PROBLEM TO WORK ON: Each record is to be printed again exactly, though not its pictures.

[Opening DATA RECORDS section]

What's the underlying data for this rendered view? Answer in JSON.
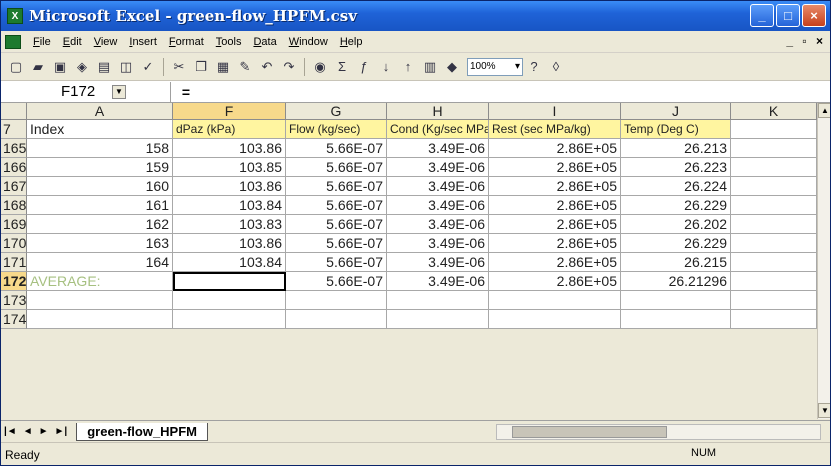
{
  "window": {
    "title": "Microsoft Excel - green-flow_HPFM.csv"
  },
  "menu": [
    "File",
    "Edit",
    "View",
    "Insert",
    "Format",
    "Tools",
    "Data",
    "Window",
    "Help"
  ],
  "toolbar": {
    "zoom": "100%"
  },
  "formula_bar": {
    "name_box": "F172",
    "equals": "="
  },
  "columns": [
    "A",
    "F",
    "G",
    "H",
    "I",
    "J",
    "K"
  ],
  "header_row": {
    "row_number": "7",
    "cells": [
      "Index",
      "dPaz (kPa)",
      "Flow (kg/sec)",
      "Cond (Kg/sec MPa)",
      "Rest (sec MPa/kg)",
      "Temp (Deg C)",
      ""
    ]
  },
  "rows": [
    {
      "row_number": "165",
      "cells": [
        "158",
        "103.86",
        "5.66E-07",
        "3.49E-06",
        "2.86E+05",
        "26.213",
        ""
      ]
    },
    {
      "row_number": "166",
      "cells": [
        "159",
        "103.85",
        "5.66E-07",
        "3.49E-06",
        "2.86E+05",
        "26.223",
        ""
      ]
    },
    {
      "row_number": "167",
      "cells": [
        "160",
        "103.86",
        "5.66E-07",
        "3.49E-06",
        "2.86E+05",
        "26.224",
        ""
      ]
    },
    {
      "row_number": "168",
      "cells": [
        "161",
        "103.84",
        "5.66E-07",
        "3.49E-06",
        "2.86E+05",
        "26.229",
        ""
      ]
    },
    {
      "row_number": "169",
      "cells": [
        "162",
        "103.83",
        "5.66E-07",
        "3.49E-06",
        "2.86E+05",
        "26.202",
        ""
      ]
    },
    {
      "row_number": "170",
      "cells": [
        "163",
        "103.86",
        "5.66E-07",
        "3.49E-06",
        "2.86E+05",
        "26.229",
        ""
      ]
    },
    {
      "row_number": "171",
      "cells": [
        "164",
        "103.84",
        "5.66E-07",
        "3.49E-06",
        "2.86E+05",
        "26.215",
        ""
      ]
    },
    {
      "row_number": "172",
      "cells": [
        "AVERAGE:",
        "",
        "5.66E-07",
        "3.49E-06",
        "2.86E+05",
        "26.21296",
        ""
      ]
    },
    {
      "row_number": "173",
      "cells": [
        "",
        "",
        "",
        "",
        "",
        "",
        ""
      ]
    },
    {
      "row_number": "174",
      "cells": [
        "",
        "",
        "",
        "",
        "",
        "",
        ""
      ]
    }
  ],
  "sheet_tabs": [
    "green-flow_HPFM"
  ],
  "status": {
    "left": "Ready",
    "num": "NUM"
  },
  "colors": {
    "title_bar": "#1f63d8",
    "header_yellow": "#fff5a0",
    "active_header": "#f7d98b",
    "average_label": "#a6c080"
  }
}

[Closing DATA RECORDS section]

TASK OUTPUT:
What's the underlying data for this rendered view? Answer in JSON.
{
  "window": {
    "title": "Microsoft Excel - green-flow_HPFM.csv"
  },
  "menu": [
    "File",
    "Edit",
    "View",
    "Insert",
    "Format",
    "Tools",
    "Data",
    "Window",
    "Help"
  ],
  "toolbar": {
    "zoom": "100%"
  },
  "formula_bar": {
    "name_box": "F172",
    "equals": "="
  },
  "columns": [
    "A",
    "F",
    "G",
    "H",
    "I",
    "J",
    "K"
  ],
  "header_row": {
    "row_number": "7",
    "cells": [
      "Index",
      "dPaz (kPa)",
      "Flow (kg/sec)",
      "Cond (Kg/sec MPa)",
      "Rest (sec MPa/kg)",
      "Temp (Deg C)",
      ""
    ]
  },
  "rows": [
    {
      "row_number": "165",
      "cells": [
        "158",
        "103.86",
        "5.66E-07",
        "3.49E-06",
        "2.86E+05",
        "26.213",
        ""
      ]
    },
    {
      "row_number": "166",
      "cells": [
        "159",
        "103.85",
        "5.66E-07",
        "3.49E-06",
        "2.86E+05",
        "26.223",
        ""
      ]
    },
    {
      "row_number": "167",
      "cells": [
        "160",
        "103.86",
        "5.66E-07",
        "3.49E-06",
        "2.86E+05",
        "26.224",
        ""
      ]
    },
    {
      "row_number": "168",
      "cells": [
        "161",
        "103.84",
        "5.66E-07",
        "3.49E-06",
        "2.86E+05",
        "26.229",
        ""
      ]
    },
    {
      "row_number": "169",
      "cells": [
        "162",
        "103.83",
        "5.66E-07",
        "3.49E-06",
        "2.86E+05",
        "26.202",
        ""
      ]
    },
    {
      "row_number": "170",
      "cells": [
        "163",
        "103.86",
        "5.66E-07",
        "3.49E-06",
        "2.86E+05",
        "26.229",
        ""
      ]
    },
    {
      "row_number": "171",
      "cells": [
        "164",
        "103.84",
        "5.66E-07",
        "3.49E-06",
        "2.86E+05",
        "26.215",
        ""
      ]
    },
    {
      "row_number": "172",
      "cells": [
        "AVERAGE:",
        "",
        "5.66E-07",
        "3.49E-06",
        "2.86E+05",
        "26.21296",
        ""
      ]
    },
    {
      "row_number": "173",
      "cells": [
        "",
        "",
        "",
        "",
        "",
        "",
        ""
      ]
    },
    {
      "row_number": "174",
      "cells": [
        "",
        "",
        "",
        "",
        "",
        "",
        ""
      ]
    }
  ],
  "sheet_tabs": [
    "green-flow_HPFM"
  ],
  "status": {
    "left": "Ready",
    "num": "NUM"
  },
  "colors": {
    "title_bar": "#1f63d8",
    "header_yellow": "#fff5a0",
    "active_header": "#f7d98b",
    "average_label": "#a6c080"
  }
}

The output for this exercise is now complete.